Suiting 101: Fabrics

Recently we receieved an email from a reader about this modern BCBG dress the bride had choosen — asking for Inspired Goodness' advice on finding a suit for the groom that complimented her choice. For brides that have a paticular dress selected, how should the groom follow suit?

First, you want to take into account the time of day, season of the wedding and find a suit that fits both. Color, style and fit are also key ingredients in finding the perfect match. To aid all the curious grooms out there and to help demystify this process, here's a little Suiting 101.

Non-Wool Fabrics:

example of non-wool fabric choices

  • Linen is lightweight, great for outdoor spring, summer or daytime events. Although it creases and stains easily.
  • Cotton allows for good breathability, is lightweight which makes it ideal for summer/spring events.
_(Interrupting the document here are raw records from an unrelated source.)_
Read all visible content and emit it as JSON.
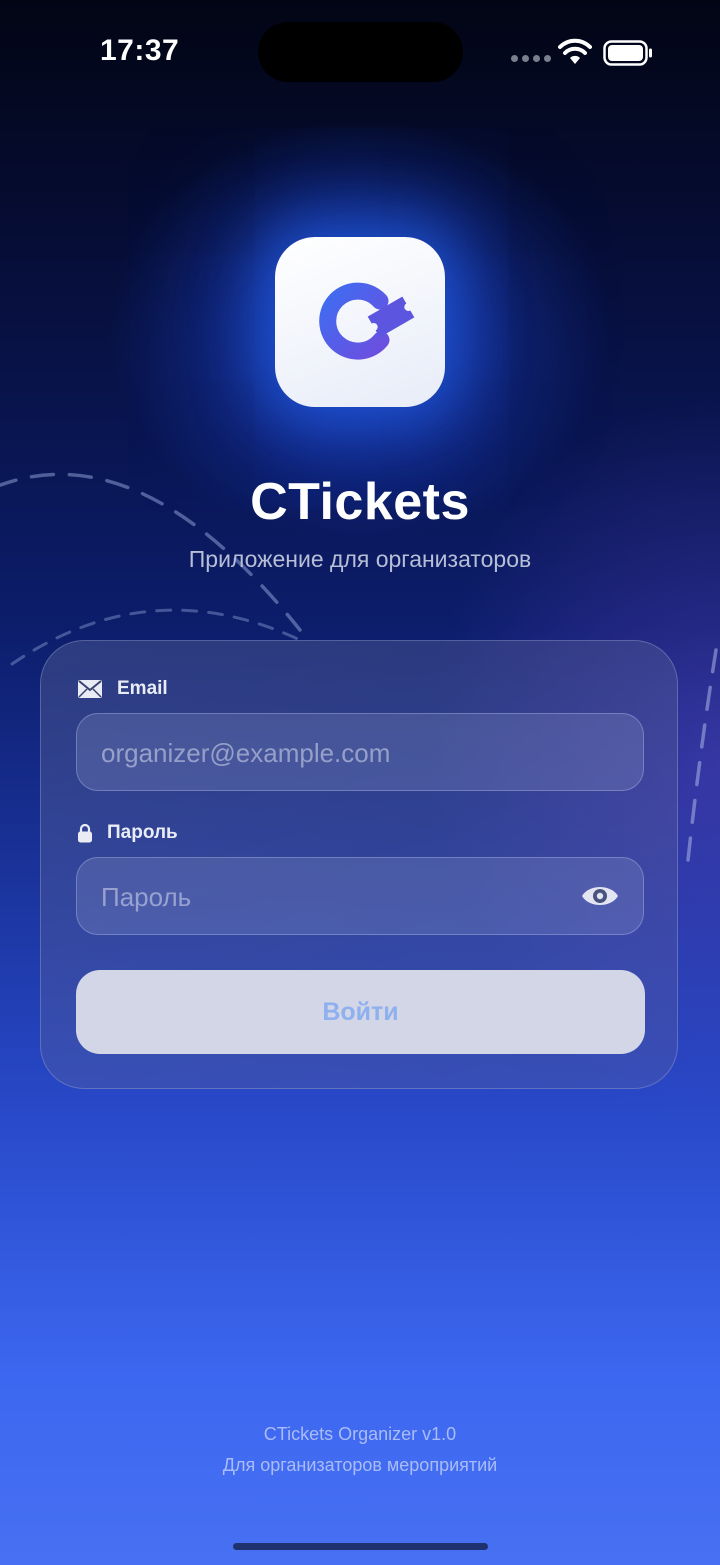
{
  "status_bar": {
    "time": "17:37"
  },
  "app": {
    "name": "CTickets",
    "subtitle": "Приложение для организаторов",
    "icon": "cticket-logo-icon"
  },
  "form": {
    "email_label": "Email",
    "email_icon": "envelope-icon",
    "email_placeholder": "organizer@example.com",
    "email_value": "",
    "password_label": "Пароль",
    "password_icon": "lock-icon",
    "password_placeholder": "Пароль",
    "password_value": "",
    "show_password_icon": "eye-icon",
    "login_label": "Войти"
  },
  "footer": {
    "version": "CTickets Organizer v1.0",
    "tagline": "Для организаторов мероприятий"
  },
  "colors": {
    "accent": "#5b55e0",
    "logo_blue": "#4a50e6",
    "button_bg": "#d3d6e6",
    "button_text": "#8fb0ef"
  }
}
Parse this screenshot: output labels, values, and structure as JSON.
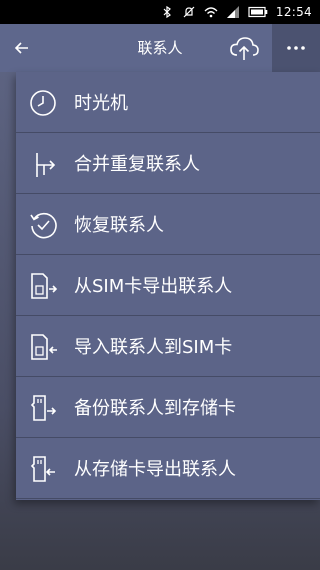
{
  "status_bar": {
    "time": "12:54",
    "icons": [
      "bluetooth-icon",
      "mute-icon",
      "wifi-icon",
      "signal-icon",
      "battery-icon"
    ]
  },
  "action_bar": {
    "title": "联系人",
    "back_icon": "arrow-left-icon",
    "cloud_icon": "cloud-upload-icon",
    "more_icon": "more-horizontal-icon"
  },
  "menu": {
    "items": [
      {
        "label": "时光机",
        "icon": "clock-icon"
      },
      {
        "label": "合并重复联系人",
        "icon": "merge-icon"
      },
      {
        "label": "恢复联系人",
        "icon": "restore-icon"
      },
      {
        "label": "从SIM卡导出联系人",
        "icon": "sim-export-icon"
      },
      {
        "label": "导入联系人到SIM卡",
        "icon": "sim-import-icon"
      },
      {
        "label": "备份联系人到存储卡",
        "icon": "sdcard-backup-icon"
      },
      {
        "label": "从存储卡导出联系人",
        "icon": "sdcard-export-icon"
      }
    ]
  },
  "colors": {
    "action_bar": "#5e678c",
    "menu_bg": "#5c6488",
    "divider": "#454b66",
    "text": "#ffffff"
  }
}
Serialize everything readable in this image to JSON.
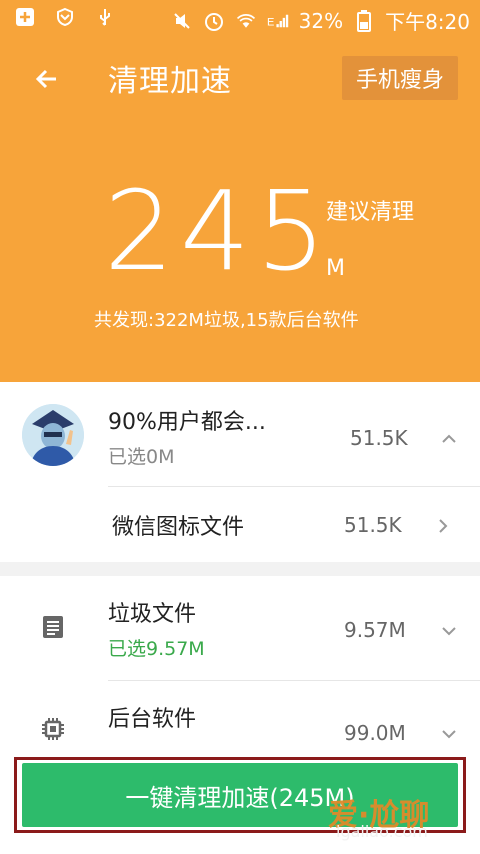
{
  "status_bar": {
    "battery_percent": "32%",
    "time": "下午8:20"
  },
  "header": {
    "title": "清理加速",
    "right_button": "手机瘦身",
    "big_number": "245",
    "suggest_label": "建议清理",
    "unit": "M",
    "found_text": "共发现:322M垃圾,15款后台软件",
    "background_color": "#f7a43a"
  },
  "list": {
    "app_item": {
      "title": "90%用户都会...",
      "subtitle": "已选0M",
      "size": "51.5K"
    },
    "sub_item": {
      "title": "微信图标文件",
      "size": "51.5K"
    },
    "junk_item": {
      "title": "垃圾文件",
      "subtitle": "已选9.57M",
      "size": "9.57M"
    },
    "background_item": {
      "title": "后台软件",
      "size": "99.0M"
    }
  },
  "bottom": {
    "button_label": "一键清理加速(245M)",
    "button_color": "#2dbb6b"
  },
  "watermark": {
    "text": "爱·尬聊",
    "url": "igaliao.com"
  }
}
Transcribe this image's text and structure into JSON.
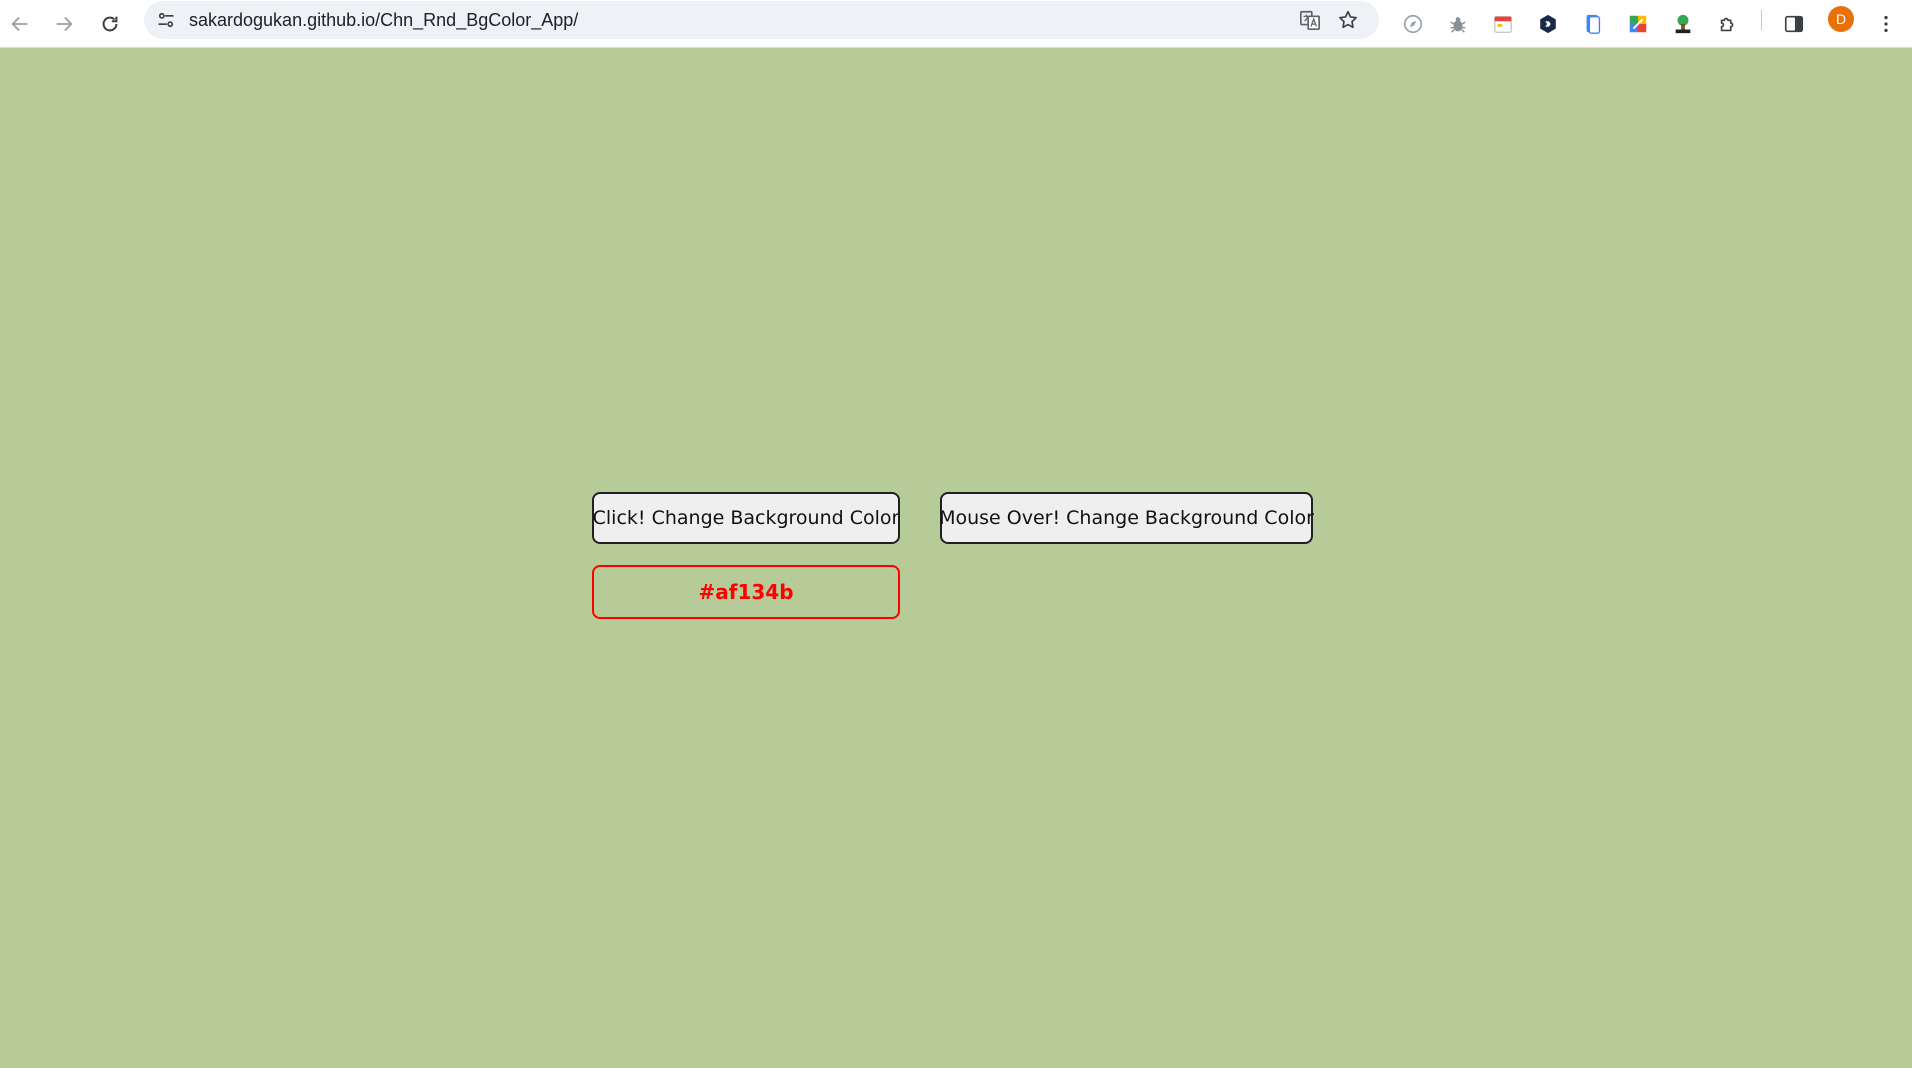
{
  "browser": {
    "url": "sakardogukan.github.io/Chn_Rnd_BgColor_App/",
    "profile_initial": "D",
    "profile_color": "#e8710a",
    "nav_icons": [
      "back-arrow-icon",
      "forward-arrow-icon",
      "reload-icon"
    ],
    "omnibox_icons": [
      "site-info-icon",
      "translate-icon",
      "bookmark-star-icon"
    ],
    "extension_icons": [
      "compass-icon",
      "bug-icon",
      "calendar-icon",
      "hexagon-icon",
      "phone-icon",
      "color-grid-icon",
      "tree-icon",
      "puzzle-icon",
      "side-panel-icon",
      "more-vertical-icon"
    ]
  },
  "page": {
    "background_color": "#b7cb99",
    "click_button_label": "Click! Change Background Color",
    "mouseover_button_label": "Mouse Over! Change Background Color",
    "color_code": "#af134b",
    "color_code_text_color": "#ff0000"
  }
}
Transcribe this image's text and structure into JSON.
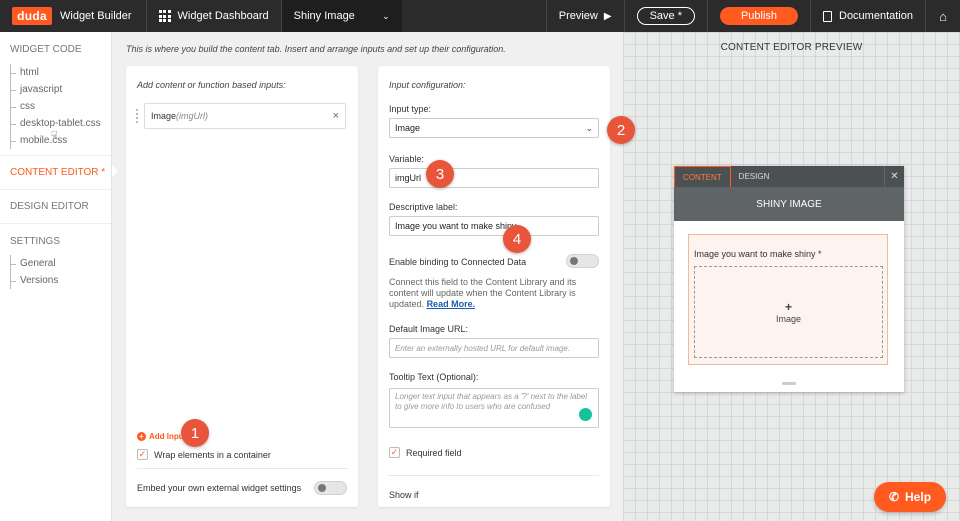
{
  "topbar": {
    "logo": "duda",
    "app_title": "Widget Builder",
    "dashboard_label": "Widget Dashboard",
    "widget_name": "Shiny Image",
    "preview_label": "Preview",
    "save_label": "Save *",
    "publish_label": "Publish",
    "documentation_label": "Documentation"
  },
  "sidebar": {
    "widget_code": "WIDGET CODE",
    "code_files": [
      "html",
      "javascript",
      "css",
      "desktop-tablet.css",
      "mobile.css"
    ],
    "content_editor": "CONTENT EDITOR *",
    "design_editor": "DESIGN EDITOR",
    "settings": "SETTINGS",
    "settings_items": [
      "General",
      "Versions"
    ]
  },
  "main": {
    "description": "This is where you build the content tab. Insert and arrange inputs and set up their configuration."
  },
  "left_panel": {
    "title": "Add content or function based inputs:",
    "input_item_name": "Image",
    "input_item_var": "(imgUrl)",
    "add_input": "Add Input",
    "wrap_label": "Wrap elements in a container",
    "embed_label": "Embed your own external widget settings"
  },
  "right_panel": {
    "title": "Input configuration:",
    "input_type_label": "Input type:",
    "input_type_value": "Image",
    "variable_label": "Variable:",
    "variable_value": "imgUrl",
    "descriptive_label": "Descriptive label:",
    "descriptive_value": "Image you want to make shiny",
    "binding_label": "Enable binding to Connected Data",
    "binding_help": "Connect this field to the Content Library and its content will update when the Content Library is updated.",
    "read_more": "Read More.",
    "default_url_label": "Default Image URL:",
    "default_url_placeholder": "Enter an externally hosted URL for default image.",
    "tooltip_label": "Tooltip Text (Optional):",
    "tooltip_placeholder": "Longer text input that appears as a '?' next to the label to give more info to users who are confused",
    "required_label": "Required field",
    "show_if": "Show if"
  },
  "preview": {
    "title": "CONTENT EDITOR PREVIEW",
    "tab_content": "CONTENT",
    "tab_design": "DESIGN",
    "widget_title": "SHINY IMAGE",
    "field_label": "Image you want to make shiny *",
    "drop_label": "Image"
  },
  "help_button": "Help",
  "annotations": [
    "1",
    "2",
    "3",
    "4"
  ]
}
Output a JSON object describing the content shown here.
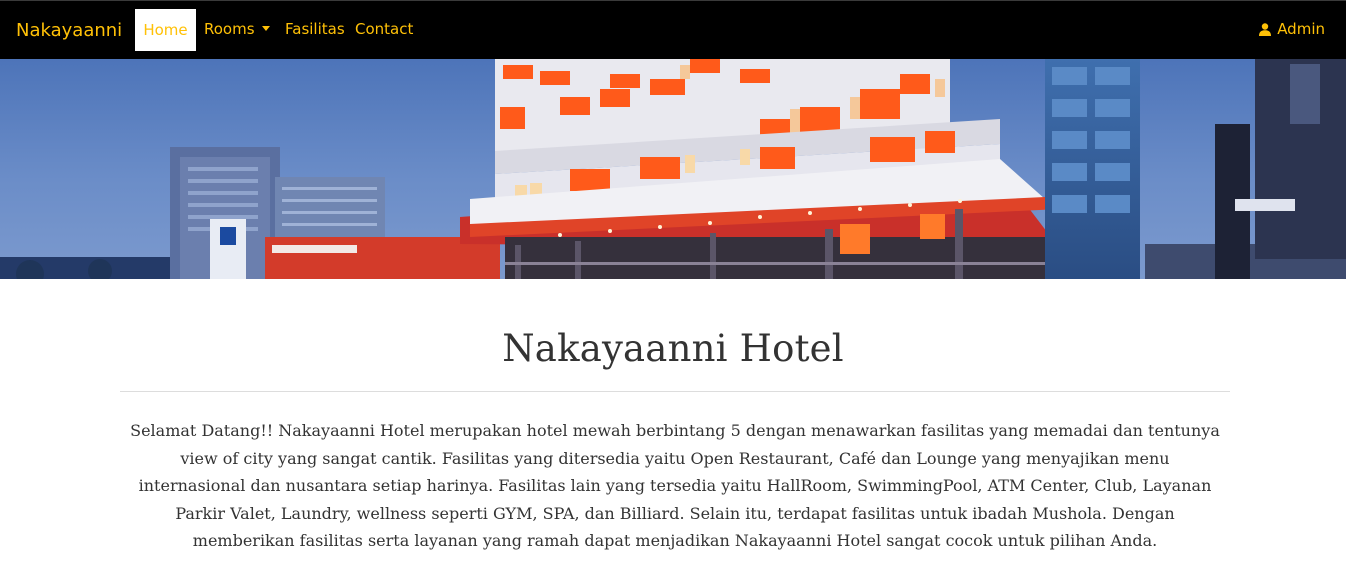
{
  "navbar": {
    "brand": "Nakayaanni",
    "items": [
      {
        "label": "Home",
        "active": true
      },
      {
        "label": "Rooms",
        "dropdown": true
      },
      {
        "label": "Fasilitas"
      },
      {
        "label": "Contact"
      }
    ],
    "user_label": "Admin",
    "user_icon": "user-icon",
    "accent_color": "#ffc107",
    "background_color": "#000000"
  },
  "main": {
    "title": "Nakayaanni Hotel",
    "description": "Selamat Datang!! Nakayaanni Hotel merupakan hotel mewah berbintang 5 dengan menawarkan fasilitas yang memadai dan tentunya view of city yang sangat cantik. Fasilitas yang ditersedia yaitu Open Restaurant, Café dan Lounge yang menyajikan menu internasional dan nusantara setiap harinya. Fasilitas lain yang tersedia yaitu HallRoom, SwimmingPool, ATM Center, Club, Layanan Parkir Valet, Laundry, wellness seperti GYM, SPA, dan Billiard. Selain itu, terdapat fasilitas untuk ibadah Mushola. Dengan memberikan fasilitas serta layanan yang ramah dapat menjadikan Nakayaanni Hotel sangat cocok untuk pilihan Anda."
  }
}
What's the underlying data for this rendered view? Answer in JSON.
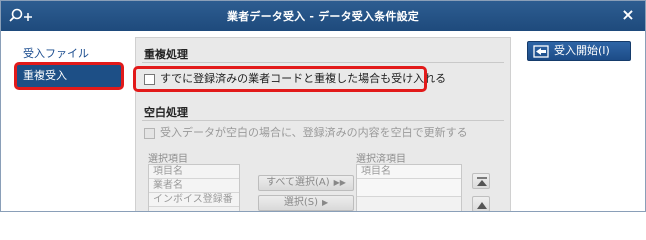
{
  "window": {
    "title": "業者データ受入 - データ受入条件設定",
    "close_glyph": "×"
  },
  "nav": {
    "items": [
      {
        "label": "受入ファイル"
      },
      {
        "label": "重複受入"
      }
    ]
  },
  "duplicate": {
    "section_title": "重複処理",
    "checkbox_label": "すでに登録済みの業者コードと重複した場合も受け入れる"
  },
  "blank": {
    "section_title": "空白処理",
    "checkbox_label": "受入データが空白の場合に、登録済みの内容を空白で更新する"
  },
  "selection": {
    "source_label": "選択項目",
    "source_items": [
      "項目名",
      "業者名",
      "インボイス登録番"
    ],
    "target_label": "選択済項目",
    "target_items": [
      "項目名",
      ""
    ],
    "select_all_label": "すべて選択(A)",
    "select_label": "選択(S)"
  },
  "actions": {
    "start_label": "受入開始(I)"
  },
  "colors": {
    "titlebar": "#1e4a7c",
    "accent": "#1d4f86",
    "highlight": "#e21a1a"
  }
}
Cotton suits have a nice feel since they are made from natural fibres. They can crease easily, although not as much as linen.
  • Polyester offers the most budget-friendly option. A synthetic fibre, it doesn't wrinkle but the breathability is very low. May be uncomfortable being worn for long hours.
  • MicroFiber is another synthetic fabric option. It can breathe better than polyester due to its finer fibers. Cost-wise, MicroFiber tends to be the most inexpensive choice.
  • Silk is breathable, organic and provides an elegant look. It comes in a wide variety of weights, but tends to be expensive.

suits (from L to R): JCrew Linen, JCrew Cotton Searsucker, Topman Polyester Brown Pinstripe, Topman Black Microfiber and Gianfranco Ferre

Wools allow for the largest array of options. They can be cool in summer and warm in winter, depending on the weight. They can also be blended with silk for a nearly perfect combination. Wool blends (with Polyester) can reduce overall cost and tendency to crease, but it does not allow for good breathability.

wool suiting options

  • Tweeds are generally heavy and warm, avaiable in many patterns and colors, for a wedding, it's a more casual look. Typically found in sports coats.
  • Herringbone offers a zig-zag pattern that was popular in the 1940s. Usually seen in sports jackets rather than full suits.
  • Flannel is most suitable for the winter-time. Offers a long-lasting, rich look with a soft feel. Classicly found in dark grey.
  • Worsted Wool offers a wrinkle-resistant option that is made of fine and long fibers with a tighter weave. It offers a light, non-bulky look and can be worn year round and wears extremly well.
  • Graded Wool: Good quality wool comes in grading of Super 100’s, 110’s, 120’s, and 150’s. Higher numbers represents better fineness of the fiber, lesser crease and wrinkles. The higher the grade, the more expensive the wool will be.

suits (from L to R): Tweed, photo by The Satorialist, Herringbone, Flannel by Paul Stuart, photo by Paola Kudacki and unidentified

Stay tuned for more Suiting 101 Lessons in the coming week!

Posted on May 8, 2009 and filed under Bridal Party, Fashion + Beauty, Suiting 101.